Wild Welsh Wool was started in 2017 after a move to the beautiful Welshpool area in 2015 and having a bit of grazing we decided to keep some sheep. Being a member of the Rare Breed Survival Trust we decided to support rare breed sheep and am now keeping Hill Radnor Manx Loaghtan and Grey Face Dartmoor. There is also a Black Welsh Mountain, Lincoln Longwool ram, black Blue face Leicesters and a Boreray cross ewe who has an amazing fleece. The sheep are mostly very friendly and have lovely relaxed lives living on our hills having lambs and growing beautiful fleeces.
My work and the sheep reflect the business name being primitive, wild and rustic.
The fleeces are used in their natural colours and are from our own flock and some from local farmers to get the range needed in different colours and textures.
The peg loom is the main part of my small business, though I also spin and tapestry weave. We also make peg looms and can supply warp thread and fleece as a starter kit to collect from the farm or posted out to you.
Every item is totally hand made by myself from washing the fleeces in spring water (using no chemicals) to the weaving and finishing. All items can be made to order in sizes and colours/breeds to suit individual requirements and made from customers own fleeces.
I also run courses for peg loom weaving and tapestry weaving at the farm when restrictions allow and online via zoom.
We have our own sheepskins for sale which are Organically tanned in Somerset making them safe for babies and children.
Our Wool Products
Shearing our sheep is just the first stage of a long process in order to produce the finished products on this website.
Once we have the fleece this is given an intial inspection and any obvious grass seeds, hay, straw and brambles are removed before the next stage.
The fleeces are then soaked in our spring water for at least 24 hours.
Between rinses the bins are emptied to remove the dirty water. The washing dolly you can see to the left of the photo is the ideal tool for very gently agitating the wool without felting it.
When the fleece is cleaner the hot washes start which removes a lot more dirt. The fleece is split into 2 or 3 sections and left to soak in very hot water with wool wash liquid for an hour or two. Then lots of rinses, being careful not to agitate or shock the fleece by going from hot to cold water suddenly.
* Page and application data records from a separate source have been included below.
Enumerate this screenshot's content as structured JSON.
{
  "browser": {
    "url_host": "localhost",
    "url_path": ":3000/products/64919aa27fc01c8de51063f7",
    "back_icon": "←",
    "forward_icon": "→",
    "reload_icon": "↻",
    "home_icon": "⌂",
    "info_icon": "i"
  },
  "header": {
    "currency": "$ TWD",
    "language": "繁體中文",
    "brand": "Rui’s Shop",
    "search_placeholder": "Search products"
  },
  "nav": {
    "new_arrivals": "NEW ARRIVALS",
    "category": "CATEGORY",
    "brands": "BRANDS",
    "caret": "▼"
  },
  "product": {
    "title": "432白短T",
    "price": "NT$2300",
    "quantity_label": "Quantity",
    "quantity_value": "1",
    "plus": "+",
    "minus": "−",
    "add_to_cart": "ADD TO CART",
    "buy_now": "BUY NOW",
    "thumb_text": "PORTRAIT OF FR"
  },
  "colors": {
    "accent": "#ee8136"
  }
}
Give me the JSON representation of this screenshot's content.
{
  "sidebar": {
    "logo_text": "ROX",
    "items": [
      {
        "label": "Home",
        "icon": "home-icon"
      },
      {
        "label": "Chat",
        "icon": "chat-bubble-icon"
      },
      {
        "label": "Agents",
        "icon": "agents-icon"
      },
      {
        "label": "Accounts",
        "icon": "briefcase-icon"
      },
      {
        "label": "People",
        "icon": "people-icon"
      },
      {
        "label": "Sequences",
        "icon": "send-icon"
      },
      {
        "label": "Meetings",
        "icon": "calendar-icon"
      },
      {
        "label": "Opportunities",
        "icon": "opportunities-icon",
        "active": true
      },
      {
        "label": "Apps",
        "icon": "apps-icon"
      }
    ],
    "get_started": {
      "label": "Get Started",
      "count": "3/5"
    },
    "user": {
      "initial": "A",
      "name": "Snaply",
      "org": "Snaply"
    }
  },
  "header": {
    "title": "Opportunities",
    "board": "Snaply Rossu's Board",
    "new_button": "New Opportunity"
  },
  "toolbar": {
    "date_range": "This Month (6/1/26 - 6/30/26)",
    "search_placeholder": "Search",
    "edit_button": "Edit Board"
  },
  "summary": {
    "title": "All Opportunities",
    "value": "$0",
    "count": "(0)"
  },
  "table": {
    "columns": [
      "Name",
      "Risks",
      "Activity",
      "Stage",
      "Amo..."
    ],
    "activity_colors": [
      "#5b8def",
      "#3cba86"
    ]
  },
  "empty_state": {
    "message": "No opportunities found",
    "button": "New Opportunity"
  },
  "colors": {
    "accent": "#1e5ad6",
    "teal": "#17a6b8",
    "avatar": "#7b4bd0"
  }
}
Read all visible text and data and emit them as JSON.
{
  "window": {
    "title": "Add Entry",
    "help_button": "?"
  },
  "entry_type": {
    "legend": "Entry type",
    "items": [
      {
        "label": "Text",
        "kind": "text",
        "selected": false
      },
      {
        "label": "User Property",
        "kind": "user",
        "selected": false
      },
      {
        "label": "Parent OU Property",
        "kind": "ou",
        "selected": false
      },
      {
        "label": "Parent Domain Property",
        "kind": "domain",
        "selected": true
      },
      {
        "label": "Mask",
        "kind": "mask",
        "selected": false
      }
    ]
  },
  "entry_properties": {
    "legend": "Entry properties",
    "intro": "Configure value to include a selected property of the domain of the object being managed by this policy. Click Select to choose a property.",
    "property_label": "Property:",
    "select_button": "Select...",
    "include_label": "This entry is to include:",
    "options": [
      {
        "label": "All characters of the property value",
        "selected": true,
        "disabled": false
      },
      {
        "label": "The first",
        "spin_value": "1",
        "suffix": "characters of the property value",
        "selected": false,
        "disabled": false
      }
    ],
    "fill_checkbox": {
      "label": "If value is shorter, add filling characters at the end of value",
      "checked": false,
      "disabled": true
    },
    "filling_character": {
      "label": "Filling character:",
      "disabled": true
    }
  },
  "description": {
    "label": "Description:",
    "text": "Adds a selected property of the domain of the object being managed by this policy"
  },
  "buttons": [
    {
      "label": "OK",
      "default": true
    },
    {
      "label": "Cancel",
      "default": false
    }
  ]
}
Once the washing is complete the fleece is then left to dry on drying racks which is fairly quick in the summer months but obviously takes a lot longer during the winter.
The fleece once dry it is stored in paper bags until I am ready to use it.